## Aim of the exercise:
Report, as a bare number, how many lines in the data contain "this".

Page and application data records:

----------------

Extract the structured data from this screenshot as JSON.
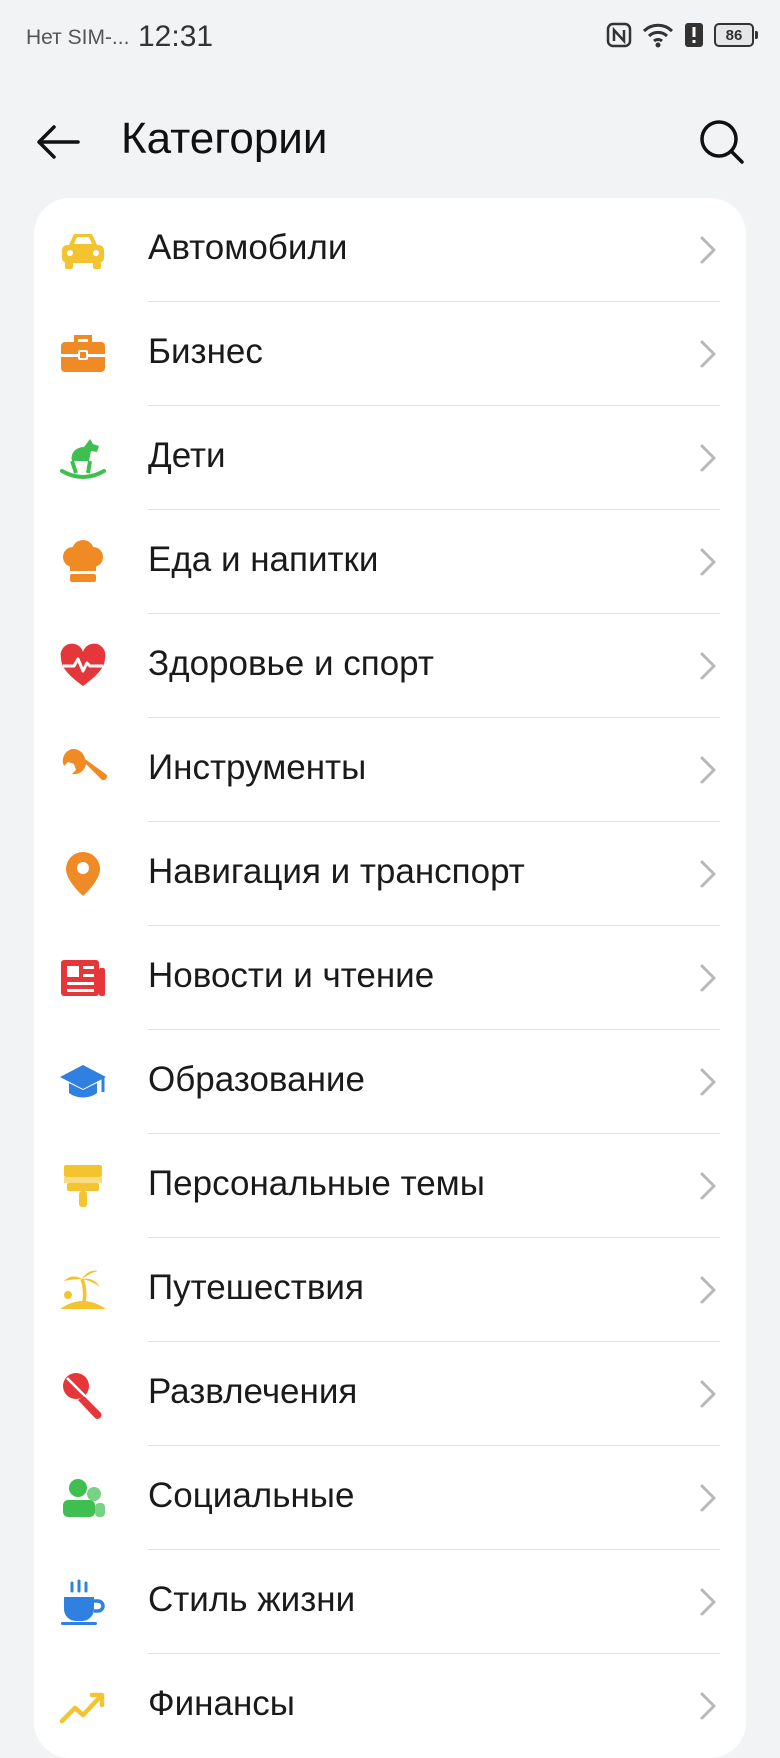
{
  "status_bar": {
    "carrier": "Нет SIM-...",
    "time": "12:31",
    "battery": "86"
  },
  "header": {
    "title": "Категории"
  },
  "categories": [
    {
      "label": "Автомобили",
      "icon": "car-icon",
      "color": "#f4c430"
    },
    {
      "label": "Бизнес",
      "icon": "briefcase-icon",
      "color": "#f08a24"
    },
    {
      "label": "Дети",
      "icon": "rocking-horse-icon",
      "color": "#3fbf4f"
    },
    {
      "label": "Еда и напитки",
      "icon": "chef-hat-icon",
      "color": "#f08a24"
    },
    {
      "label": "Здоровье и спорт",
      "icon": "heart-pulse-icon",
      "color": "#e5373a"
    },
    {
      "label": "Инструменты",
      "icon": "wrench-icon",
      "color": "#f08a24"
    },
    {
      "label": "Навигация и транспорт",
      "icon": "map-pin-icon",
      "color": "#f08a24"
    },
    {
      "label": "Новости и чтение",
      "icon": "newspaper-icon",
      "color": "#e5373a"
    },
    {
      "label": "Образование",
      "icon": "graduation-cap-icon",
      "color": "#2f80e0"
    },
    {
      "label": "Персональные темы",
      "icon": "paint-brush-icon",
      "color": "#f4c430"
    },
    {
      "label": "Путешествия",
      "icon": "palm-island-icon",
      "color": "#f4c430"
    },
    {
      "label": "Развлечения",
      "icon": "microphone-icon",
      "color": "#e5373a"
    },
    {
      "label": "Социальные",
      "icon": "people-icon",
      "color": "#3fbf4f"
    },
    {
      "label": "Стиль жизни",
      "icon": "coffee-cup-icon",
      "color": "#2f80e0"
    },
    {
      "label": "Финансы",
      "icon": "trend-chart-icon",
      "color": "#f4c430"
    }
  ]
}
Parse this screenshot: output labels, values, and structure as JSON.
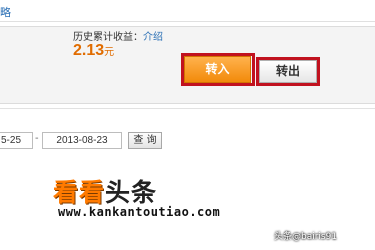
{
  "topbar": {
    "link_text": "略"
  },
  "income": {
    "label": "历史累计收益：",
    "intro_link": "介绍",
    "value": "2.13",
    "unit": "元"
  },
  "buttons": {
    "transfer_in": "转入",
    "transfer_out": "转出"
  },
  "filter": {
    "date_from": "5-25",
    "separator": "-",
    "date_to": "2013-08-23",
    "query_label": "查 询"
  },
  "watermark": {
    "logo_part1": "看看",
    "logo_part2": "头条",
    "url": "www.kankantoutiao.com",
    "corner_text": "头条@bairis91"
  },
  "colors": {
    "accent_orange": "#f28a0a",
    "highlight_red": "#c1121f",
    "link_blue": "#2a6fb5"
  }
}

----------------

## Task solution:
2